Over the course of the last City fiscal year (FY 2014), more than 116,000 different homeless men, women, and children slept in the New York City municipal shelter system. This includes nearly 42,000 different homeless New York City children.
At the same time there are countless street people not in any homeless shelter at all.
“Each night thousands of unsheltered homeless people sleep on New York City streets, in the subway system, and in other public spaces. There is no accurate measurement of New York City’s unsheltered homeless population, and recent City surveys significantly underestimate the number of unsheltered homeless New Yorkers.”
Homelessness in NYC is now 69% higher than it was ten years ago and families comprise nearly four-fifths of the homeless shelter population.
The hairdresser in the salon said that “apparently” many homeless people are afraid to go to the shelters because they are worried they will have their ‘freedom’ taken away by the bureaucracy. Many don’t want to be dragged into the system, registered and put on welfare or into rehab. The streets are in that sense safer.
As in other American cities, New York City’s unsheltered homeless population is concentrated in the central business district – that is, midtown Manhattan. Surveys show that nearly 60 percent of New York City’s unsheltered homeless population is in Manhattan.
Manhatten is located on Long Island and is one of the five boroughs of New York City. It has a population of over one point six million people and the median monthly rental is US$3,380 (i.e. $4361 AUD).
Affordable housing is being sacrificed for profiteering on capital gains in Australia as in America and the situation in New York City is particularly stark.
It is hard to imagine what happened with all these people when New York was hit by Hurricane Sandy in October 2012. Sandy was an intense, unexpected, off the charts weather event that caught the attention of the world as an all-too-real demonstration of the future trajectory of dangerous weather events exacerbated by dangerous climate change. The death toll amongst the invisible homeless population is of course unknown. One report * says Sandy was responsible for a further fifty thousand ‘new homeless’ people. To understand the impact, those who were most impacted and the aftermath, this New York Women’s Foundation report is worth a read.

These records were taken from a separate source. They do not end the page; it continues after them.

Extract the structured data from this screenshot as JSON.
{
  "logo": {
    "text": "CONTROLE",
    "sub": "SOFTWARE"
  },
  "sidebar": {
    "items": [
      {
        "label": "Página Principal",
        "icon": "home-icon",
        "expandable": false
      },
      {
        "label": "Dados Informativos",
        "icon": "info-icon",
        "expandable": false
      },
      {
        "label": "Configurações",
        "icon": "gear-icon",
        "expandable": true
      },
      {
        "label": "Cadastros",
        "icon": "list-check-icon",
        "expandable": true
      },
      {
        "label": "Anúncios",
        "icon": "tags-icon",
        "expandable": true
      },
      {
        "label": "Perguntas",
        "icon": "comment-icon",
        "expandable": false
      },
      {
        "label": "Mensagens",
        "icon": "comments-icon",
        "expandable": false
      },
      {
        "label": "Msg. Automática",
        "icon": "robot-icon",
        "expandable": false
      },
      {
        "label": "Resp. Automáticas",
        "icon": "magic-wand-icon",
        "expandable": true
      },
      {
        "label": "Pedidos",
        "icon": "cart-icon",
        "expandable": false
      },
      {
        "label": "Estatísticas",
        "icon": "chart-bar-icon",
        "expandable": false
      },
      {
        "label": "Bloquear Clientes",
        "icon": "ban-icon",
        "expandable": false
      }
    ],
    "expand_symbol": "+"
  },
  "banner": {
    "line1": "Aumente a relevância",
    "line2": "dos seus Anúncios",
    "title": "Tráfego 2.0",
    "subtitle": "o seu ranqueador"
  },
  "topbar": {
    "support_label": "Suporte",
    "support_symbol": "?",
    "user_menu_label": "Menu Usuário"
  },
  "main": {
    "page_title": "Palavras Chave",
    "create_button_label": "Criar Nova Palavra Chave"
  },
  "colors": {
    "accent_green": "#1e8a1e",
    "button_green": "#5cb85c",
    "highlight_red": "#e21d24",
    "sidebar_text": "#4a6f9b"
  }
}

(Screenshot photograph attributed to New York Magazine)
Now in May 2015 the after effects of this hurricane hitting New York City with such disastrous effects were still evident. The subway system, parts of which were out of commission for weeks, is still be rebuilt at enormous cost and with seemingly little appreciation for next time. As George Marshall’s book Don’t Even think About It – Why we are hard-wired not to understand climate change – clearly explains the people who have been through a disaster of such magnitude are, in general, the last ones to be able to contemplate such a thing happening again. People who have been burnt out by fire or washed away by flood are often quick to rebuild in exactly the same place and exactly the same way. It’s too awful to think about it happening again. It’s beyond the coping capacity of many of us humans.
It is heartening to think about how Sandy not only helped to create a sense of community but how homeless people, who had experience as “shelter guests”, took initiative and were able to help people who never expected to be homeless. Some were hailed as heroes.
Another perhaps not so surprising aspect of Hurricane sandy hearing and reading stories of how homeless people stepped up in that crisis. It was heart warming. The street people new their city and many of them were able to empathise and relate to their fellow New Yorkers who were suddenly displaced and needing shelter and services and real assistance to survive.
Another face of human resilience.
In Australia … http://www.homeground.org.au/hometruths/
The last census recorded that over 105,000 people were homeless. Of this figure around 20,000 people were sleeping on the streets or in a makeshift shelter. The remaining 85,000 were sleeping in rooming houses, crisis accommodation or sleeping on the floors or couches of friends.
The Universal Declaration of Human Rights states in Article 25 that
• (1) Everyone has the right to a standard of living adequate for the health and well-being of himself and of his family, including food, clothing, housing and medical care and necessary social services, and the right to security in the event of unemployment, sickness, disability, widowhood, old age or other lack of livelihood in circumstances beyond his control.
• (2) Motherhood and childhood are entitled to special care and assistance. All children, whether born in or out of wedlock, shall enjoy the same social protection.
“Cohousing has arrived in New York City.
New York City Cohousing group was founded by new yorkers who desire a greater sense of community and are dedicated to creating ‘village living’ within the city”.
The Memorial Day long weekend got in the way of meeting the contact person, Patrick, there but he was present at the Cohousing Conference in Durham, North Carolina.